Perhaps it is easier for Black to achieve and maintain equality against the Colle than some of the others. (Of course, White gets an easy, effortless start; it's a trade-off.) If the kingside assault is neutralized, the Colle player must be able to convert the queenside pawn majority into a passed pawn promotion (but this would apply to other openings as well).
The preference for other White openings is their space, flexibility of operations yielding more creativity, more pressure on the defense. Against the Colle, Black can equalize and then has ways to seek the initiative. Follow <keypusher>'s explanations above to see how.

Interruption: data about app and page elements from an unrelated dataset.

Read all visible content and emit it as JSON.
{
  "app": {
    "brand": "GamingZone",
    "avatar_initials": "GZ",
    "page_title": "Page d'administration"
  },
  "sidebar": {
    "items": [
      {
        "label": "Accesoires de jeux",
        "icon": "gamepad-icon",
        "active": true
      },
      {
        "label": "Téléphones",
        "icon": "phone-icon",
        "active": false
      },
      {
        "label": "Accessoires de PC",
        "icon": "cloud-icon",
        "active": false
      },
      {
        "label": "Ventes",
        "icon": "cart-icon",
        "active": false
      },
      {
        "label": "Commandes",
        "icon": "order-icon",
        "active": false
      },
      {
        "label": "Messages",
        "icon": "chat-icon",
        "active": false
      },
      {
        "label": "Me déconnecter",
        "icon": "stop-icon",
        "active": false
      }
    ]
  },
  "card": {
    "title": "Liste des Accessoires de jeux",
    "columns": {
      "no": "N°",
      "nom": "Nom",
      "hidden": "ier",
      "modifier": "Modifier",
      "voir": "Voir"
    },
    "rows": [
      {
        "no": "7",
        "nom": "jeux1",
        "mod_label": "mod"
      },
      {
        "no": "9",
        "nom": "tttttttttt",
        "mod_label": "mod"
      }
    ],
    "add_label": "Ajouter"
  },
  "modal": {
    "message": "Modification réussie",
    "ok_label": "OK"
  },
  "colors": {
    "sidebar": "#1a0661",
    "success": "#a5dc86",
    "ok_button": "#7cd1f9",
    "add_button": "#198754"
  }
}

The Colle 5.c3 System and the Colle 5.b3 System can be recommended to all with no guarantees. Simply, FTB has said this: "I've never got a bad game when I played the Colle. My chances were fairly good." Much the same could be said for other opening systems, such as the London System, Reti, or King's Indian Attack, etc. If thy center holds up, all minor pieces are active, and the king is safely castled to connect the rooks, one can expect to have a fighting chance in the middlegame based upon piece placement ideas without having to know lots of lengthy opening theory.
Does anyone have thoughts on the best (visually appealing, fewest typos and diagram errors) chess E-books?